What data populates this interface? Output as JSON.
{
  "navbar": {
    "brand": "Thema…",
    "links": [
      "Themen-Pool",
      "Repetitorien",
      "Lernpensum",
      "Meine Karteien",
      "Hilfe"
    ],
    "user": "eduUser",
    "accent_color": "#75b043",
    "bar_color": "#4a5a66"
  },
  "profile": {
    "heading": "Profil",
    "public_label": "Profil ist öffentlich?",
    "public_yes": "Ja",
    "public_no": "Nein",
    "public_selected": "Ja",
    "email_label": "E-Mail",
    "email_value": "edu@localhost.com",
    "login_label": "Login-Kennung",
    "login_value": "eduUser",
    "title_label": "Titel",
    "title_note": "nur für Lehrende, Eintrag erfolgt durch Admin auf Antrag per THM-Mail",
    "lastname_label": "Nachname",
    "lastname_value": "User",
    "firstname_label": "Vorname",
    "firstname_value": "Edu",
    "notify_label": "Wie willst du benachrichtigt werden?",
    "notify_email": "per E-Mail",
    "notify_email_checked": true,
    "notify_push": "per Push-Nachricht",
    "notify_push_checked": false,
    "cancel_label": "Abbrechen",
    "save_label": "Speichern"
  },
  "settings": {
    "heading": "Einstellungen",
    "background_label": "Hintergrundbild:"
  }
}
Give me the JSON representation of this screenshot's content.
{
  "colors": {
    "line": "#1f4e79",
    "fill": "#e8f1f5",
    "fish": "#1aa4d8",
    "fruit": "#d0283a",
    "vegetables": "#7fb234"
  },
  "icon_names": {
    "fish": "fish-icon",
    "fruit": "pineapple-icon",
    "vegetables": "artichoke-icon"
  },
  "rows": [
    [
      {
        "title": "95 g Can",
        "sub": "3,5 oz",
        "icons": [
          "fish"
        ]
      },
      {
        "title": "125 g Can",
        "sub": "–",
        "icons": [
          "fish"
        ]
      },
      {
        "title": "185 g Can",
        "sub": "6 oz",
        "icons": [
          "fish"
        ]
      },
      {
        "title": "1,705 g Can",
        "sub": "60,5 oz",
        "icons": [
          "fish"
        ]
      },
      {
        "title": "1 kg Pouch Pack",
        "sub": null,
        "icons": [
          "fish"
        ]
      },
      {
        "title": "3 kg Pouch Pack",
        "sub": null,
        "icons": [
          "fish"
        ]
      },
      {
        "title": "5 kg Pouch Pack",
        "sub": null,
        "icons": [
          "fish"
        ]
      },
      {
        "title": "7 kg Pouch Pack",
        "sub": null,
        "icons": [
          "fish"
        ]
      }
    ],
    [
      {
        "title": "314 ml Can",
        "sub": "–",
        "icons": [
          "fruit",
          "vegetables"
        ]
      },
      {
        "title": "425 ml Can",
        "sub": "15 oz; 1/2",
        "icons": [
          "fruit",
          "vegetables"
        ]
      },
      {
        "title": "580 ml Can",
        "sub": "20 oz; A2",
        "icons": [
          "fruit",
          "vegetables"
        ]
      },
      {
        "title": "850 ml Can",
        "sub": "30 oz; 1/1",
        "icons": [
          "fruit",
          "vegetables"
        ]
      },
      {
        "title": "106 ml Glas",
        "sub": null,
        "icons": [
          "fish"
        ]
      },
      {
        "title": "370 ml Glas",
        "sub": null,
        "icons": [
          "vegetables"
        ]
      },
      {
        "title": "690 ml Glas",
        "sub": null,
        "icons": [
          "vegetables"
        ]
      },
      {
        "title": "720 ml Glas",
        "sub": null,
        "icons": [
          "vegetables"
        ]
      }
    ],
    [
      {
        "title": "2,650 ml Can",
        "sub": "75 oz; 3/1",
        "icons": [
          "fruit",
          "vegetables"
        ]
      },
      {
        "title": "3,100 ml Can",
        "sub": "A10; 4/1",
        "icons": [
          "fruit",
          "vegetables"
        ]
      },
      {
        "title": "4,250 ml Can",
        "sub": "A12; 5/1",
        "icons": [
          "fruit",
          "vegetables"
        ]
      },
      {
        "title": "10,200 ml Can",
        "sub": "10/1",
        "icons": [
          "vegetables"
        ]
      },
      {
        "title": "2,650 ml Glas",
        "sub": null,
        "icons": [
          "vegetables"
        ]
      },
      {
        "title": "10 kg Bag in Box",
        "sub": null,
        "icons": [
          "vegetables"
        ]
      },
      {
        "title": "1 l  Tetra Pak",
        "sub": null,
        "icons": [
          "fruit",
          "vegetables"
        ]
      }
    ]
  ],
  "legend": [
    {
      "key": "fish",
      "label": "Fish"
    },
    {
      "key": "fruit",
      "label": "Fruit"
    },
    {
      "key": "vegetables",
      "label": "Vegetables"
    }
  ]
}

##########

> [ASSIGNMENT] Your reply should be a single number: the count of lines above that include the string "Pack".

> [RESULT OF THE TASK] 4